"... but then again," the song continues, "too few to mention." I would hope that most of us could look back on to just a few, but mostly I hope that none of those regrets caused us to crash and burn, to stop moving forward with living our lives.
I regret friendships lost or lapsed. When making peace with myself, I return to the whole reason, season, lifetime saying and give some thought to whether those friends were a reason, a season or a lifetime friend to me and whether I was to them.
In examining the nature of friendship, I noticed that many people I knew had long-term friends: people they had grown-up with, known since they'd been to school together, had known since University - those with potential to be lifetime friends. But I didn't. I could blame the constant changes in my childhood - I'd been brought up overseas, re-locating every 2-3 years with my parents and siblings - but I had also attended a boarding school from the age of 12. So, why did I not have more than acquaintances from that time? Why did I not have friends who weren't transient? Why were all my friends seasonal?
Despite using logic to discard the transient nature of my upbringing as having caused this, I held on to the belief that putting down roots would naturally lead to forming friendships that fell into the reason category and - most importantly - with the potential for lifetime friendship. The reason category rapidly filled up - I shared friendships with those I met at the school gate, when our children travelled abroad together on their gap years, who attended the same sport club as I did. But I discovered that the lifetime thing didn't just "happen naturally" as I'd assumed it would. I discovered it was necessary not to just sit back and wait for people to come to you, you have to get up and make the effort yourself (duh!) You have to ring, to invite, to risk knock-back, to keep in touch, to listen, to share, to be reliably there when the tough stuff lands. Friendships - especially of the lifetime sort - they don't just happen, they take effort and nurturing and love. I'm glad that was a lesson I learned before it was too late.

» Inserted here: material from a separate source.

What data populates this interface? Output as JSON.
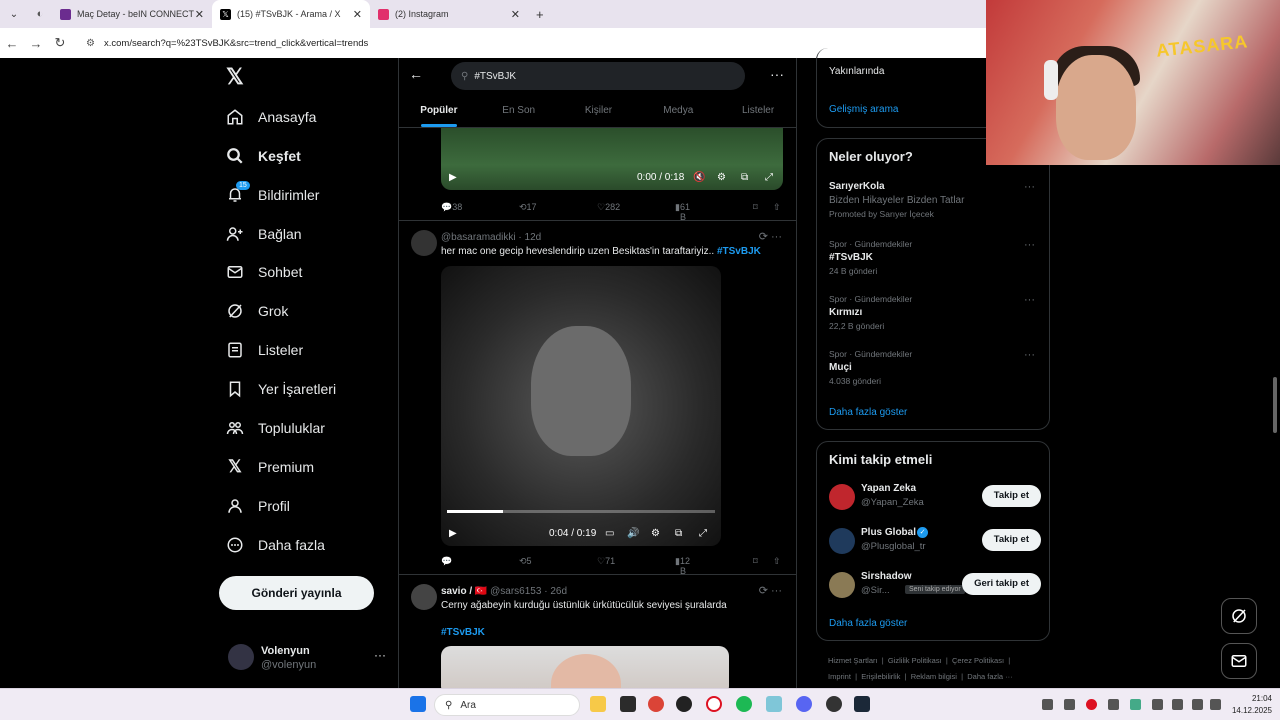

The other regret I have was only identified quite recently. I wish I had discovered my fascination, my passionate interest and natural ability for psychology earlier than my sixth decade. The fact that I had a good brain came as somewhat of a surprise to me. The fact that I had the ability for cognitive thought and academic work was a huge surprise to me. As far as is possible, I take opportunities to keep that grey matter working, but I've had to accept that the opportunity to become a psychologist has passed. I might have the time left to qualify, but I definately don't have the time left to practice. I was surprised how much that discovery hurt. I felt an almost physical sense of the loss. in going through the grieving process, I was fortunate to have the assistance and support of a warm, wonderfully empathic Gestaltist. With his help, the grief hasn't prevented me from living life. Instead it has ensured that I do face the fear, for if I fail, at least there is no regret for what might have been.
Are there regrets you now feel? Or risks you won't take for fear of failure?